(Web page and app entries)
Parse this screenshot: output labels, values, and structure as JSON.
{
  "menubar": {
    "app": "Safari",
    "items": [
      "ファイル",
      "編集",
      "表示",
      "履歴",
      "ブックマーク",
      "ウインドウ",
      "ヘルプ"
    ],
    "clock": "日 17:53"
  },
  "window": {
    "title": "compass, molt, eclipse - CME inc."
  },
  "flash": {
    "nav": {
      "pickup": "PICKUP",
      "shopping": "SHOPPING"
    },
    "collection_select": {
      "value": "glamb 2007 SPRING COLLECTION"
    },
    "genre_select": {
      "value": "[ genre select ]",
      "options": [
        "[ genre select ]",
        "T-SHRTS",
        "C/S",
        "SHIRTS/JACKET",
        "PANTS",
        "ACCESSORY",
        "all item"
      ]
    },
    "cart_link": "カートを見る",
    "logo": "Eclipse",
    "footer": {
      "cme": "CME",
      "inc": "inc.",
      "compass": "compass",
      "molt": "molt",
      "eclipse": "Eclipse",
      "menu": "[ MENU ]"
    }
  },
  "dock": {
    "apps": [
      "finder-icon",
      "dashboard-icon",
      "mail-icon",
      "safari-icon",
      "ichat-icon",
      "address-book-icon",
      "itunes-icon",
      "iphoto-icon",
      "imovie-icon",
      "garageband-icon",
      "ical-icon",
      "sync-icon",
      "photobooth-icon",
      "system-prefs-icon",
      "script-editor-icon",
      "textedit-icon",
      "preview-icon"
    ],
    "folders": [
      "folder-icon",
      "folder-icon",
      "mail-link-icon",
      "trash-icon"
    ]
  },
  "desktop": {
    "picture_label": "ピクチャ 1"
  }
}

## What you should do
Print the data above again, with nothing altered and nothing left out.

## Reply to the exercise
Parse this screenshot: output labels, values, and structure as JSON.
{
  "menubar": {
    "app": "Safari",
    "items": [
      "ファイル",
      "編集",
      "表示",
      "履歴",
      "ブックマーク",
      "ウインドウ",
      "ヘルプ"
    ],
    "clock": "日 17:53"
  },
  "window": {
    "title": "compass, molt, eclipse - CME inc."
  },
  "flash": {
    "nav": {
      "pickup": "PICKUP",
      "shopping": "SHOPPING"
    },
    "collection_select": {
      "value": "glamb 2007 SPRING COLLECTION"
    },
    "genre_select": {
      "value": "[ genre select ]",
      "options": [
        "[ genre select ]",
        "T-SHRTS",
        "C/S",
        "SHIRTS/JACKET",
        "PANTS",
        "ACCESSORY",
        "all item"
      ]
    },
    "cart_link": "カートを見る",
    "logo": "Eclipse",
    "footer": {
      "cme": "CME",
      "inc": "inc.",
      "compass": "compass",
      "molt": "molt",
      "eclipse": "Eclipse",
      "menu": "[ MENU ]"
    }
  },
  "dock": {
    "apps": [
      "finder-icon",
      "dashboard-icon",
      "mail-icon",
      "safari-icon",
      "ichat-icon",
      "address-book-icon",
      "itunes-icon",
      "iphoto-icon",
      "imovie-icon",
      "garageband-icon",
      "ical-icon",
      "sync-icon",
      "photobooth-icon",
      "system-prefs-icon",
      "script-editor-icon",
      "textedit-icon",
      "preview-icon"
    ],
    "folders": [
      "folder-icon",
      "folder-icon",
      "mail-link-icon",
      "trash-icon"
    ]
  },
  "desktop": {
    "picture_label": "ピクチャ 1"
  }
}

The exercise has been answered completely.